According to the Google security blog, the search giant already knows about hundreds of thousands of "bad" Web sites but is hoping that its users will add to the list by completing an online form to report malicious sites that are not already flagged.
The fight is important to Google because sites containing malicious software endanger the search giant's reputation by exploiting and infecting its users. This was described recently in a blog by security company Sunbelt.
Last year, Google started flagging sites listed in its search results that contain malicious software. When a bad site is selected, instead of being sent to the site, the user is shown a message saying, "Warning--the site you are about to visit may harm your computer!" Users then have the option to continue or return to the search page.

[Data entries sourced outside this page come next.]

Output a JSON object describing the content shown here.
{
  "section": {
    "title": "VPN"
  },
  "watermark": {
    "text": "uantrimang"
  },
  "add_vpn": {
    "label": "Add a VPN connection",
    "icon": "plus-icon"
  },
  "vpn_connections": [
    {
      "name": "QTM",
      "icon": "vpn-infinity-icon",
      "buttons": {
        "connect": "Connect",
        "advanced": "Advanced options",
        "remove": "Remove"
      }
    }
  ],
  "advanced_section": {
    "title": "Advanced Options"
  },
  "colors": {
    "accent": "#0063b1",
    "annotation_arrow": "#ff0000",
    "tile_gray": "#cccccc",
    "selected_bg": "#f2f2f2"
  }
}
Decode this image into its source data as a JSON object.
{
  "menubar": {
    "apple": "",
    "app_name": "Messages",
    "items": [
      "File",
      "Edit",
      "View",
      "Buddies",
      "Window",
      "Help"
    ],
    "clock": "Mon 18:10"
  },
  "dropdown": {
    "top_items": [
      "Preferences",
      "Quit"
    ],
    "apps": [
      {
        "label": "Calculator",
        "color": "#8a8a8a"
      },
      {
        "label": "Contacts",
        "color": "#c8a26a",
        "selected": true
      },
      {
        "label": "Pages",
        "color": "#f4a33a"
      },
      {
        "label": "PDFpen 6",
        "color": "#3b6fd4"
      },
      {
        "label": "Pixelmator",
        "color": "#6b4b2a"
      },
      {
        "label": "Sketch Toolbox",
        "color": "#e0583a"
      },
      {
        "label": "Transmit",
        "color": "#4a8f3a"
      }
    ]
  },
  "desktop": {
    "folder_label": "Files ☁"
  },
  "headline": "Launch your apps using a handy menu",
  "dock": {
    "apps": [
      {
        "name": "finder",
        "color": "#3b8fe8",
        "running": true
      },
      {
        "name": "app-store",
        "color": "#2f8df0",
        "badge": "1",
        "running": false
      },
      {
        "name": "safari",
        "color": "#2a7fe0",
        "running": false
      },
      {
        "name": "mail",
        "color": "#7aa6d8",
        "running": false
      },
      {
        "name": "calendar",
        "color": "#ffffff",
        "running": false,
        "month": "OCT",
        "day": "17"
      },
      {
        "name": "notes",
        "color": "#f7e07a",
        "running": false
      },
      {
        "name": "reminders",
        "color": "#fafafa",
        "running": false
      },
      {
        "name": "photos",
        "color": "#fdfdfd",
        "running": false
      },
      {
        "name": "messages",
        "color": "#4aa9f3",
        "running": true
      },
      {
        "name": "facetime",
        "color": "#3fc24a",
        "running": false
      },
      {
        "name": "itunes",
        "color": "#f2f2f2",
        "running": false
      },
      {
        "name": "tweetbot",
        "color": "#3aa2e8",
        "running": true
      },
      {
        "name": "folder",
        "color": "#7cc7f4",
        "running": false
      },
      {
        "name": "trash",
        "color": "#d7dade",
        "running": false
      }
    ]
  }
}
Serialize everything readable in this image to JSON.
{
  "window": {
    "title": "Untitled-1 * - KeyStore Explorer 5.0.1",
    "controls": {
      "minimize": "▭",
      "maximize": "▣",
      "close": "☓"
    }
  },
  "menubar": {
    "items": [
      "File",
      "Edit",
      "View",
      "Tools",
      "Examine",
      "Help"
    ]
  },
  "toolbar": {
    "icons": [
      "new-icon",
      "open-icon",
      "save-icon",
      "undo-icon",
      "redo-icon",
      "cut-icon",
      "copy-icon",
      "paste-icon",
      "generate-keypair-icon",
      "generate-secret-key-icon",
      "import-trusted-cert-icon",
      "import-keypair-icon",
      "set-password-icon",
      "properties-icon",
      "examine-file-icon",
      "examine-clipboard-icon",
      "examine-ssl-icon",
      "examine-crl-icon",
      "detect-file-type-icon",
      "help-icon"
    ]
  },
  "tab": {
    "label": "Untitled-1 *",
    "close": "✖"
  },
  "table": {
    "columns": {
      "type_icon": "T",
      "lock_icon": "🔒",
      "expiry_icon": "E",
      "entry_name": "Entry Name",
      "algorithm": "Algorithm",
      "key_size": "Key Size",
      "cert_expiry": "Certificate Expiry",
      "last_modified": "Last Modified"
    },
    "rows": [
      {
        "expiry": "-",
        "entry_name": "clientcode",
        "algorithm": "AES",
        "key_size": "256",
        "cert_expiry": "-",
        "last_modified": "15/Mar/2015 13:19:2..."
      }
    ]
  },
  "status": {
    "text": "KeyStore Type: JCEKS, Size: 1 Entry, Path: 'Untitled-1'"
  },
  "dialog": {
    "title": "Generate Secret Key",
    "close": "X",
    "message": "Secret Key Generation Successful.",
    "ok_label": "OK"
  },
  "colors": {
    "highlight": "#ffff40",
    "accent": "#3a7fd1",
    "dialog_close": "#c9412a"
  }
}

Google "independently checks the Web for badware and badware-linking code...using its own test procedures," according to StopBadware.org, which is working together with Google in its fight against malicious Web sites.
This is nothing new for security company McAfee, which already trawls the Web for sites hosting malicious software and has members of the public reporting bad sites to McAfee SiteAdvisor.
Google's flagging of bad sites is not nearly as comprehensive as SiteAdvisor, according to a McAfee representative.
SiteAdvisor sits in the browser and ranks all sites as red, yellow, or green. These are ranked via information on whether the site hosts malicious software; whether it is a spamming site, where entering your e-mail address could result in thousands of spam e-mails; whether the site is linked to sites hosting malicious software; or whether it is a scamming site, where some form of money scam is conducted.
In addition, if a user enters the URL of a rated Web site at SiteAdvisor, detailed information on the tests run and reasons for ranking the site are displayed. This helps a user decide whether he or she can still make use of the site while avoiding its bad elements.
According to McAfee, SiteAdvisor downloads are "running into the tens of millions."
Suzanne Tindal of ZDNet Australia reported from Sydney.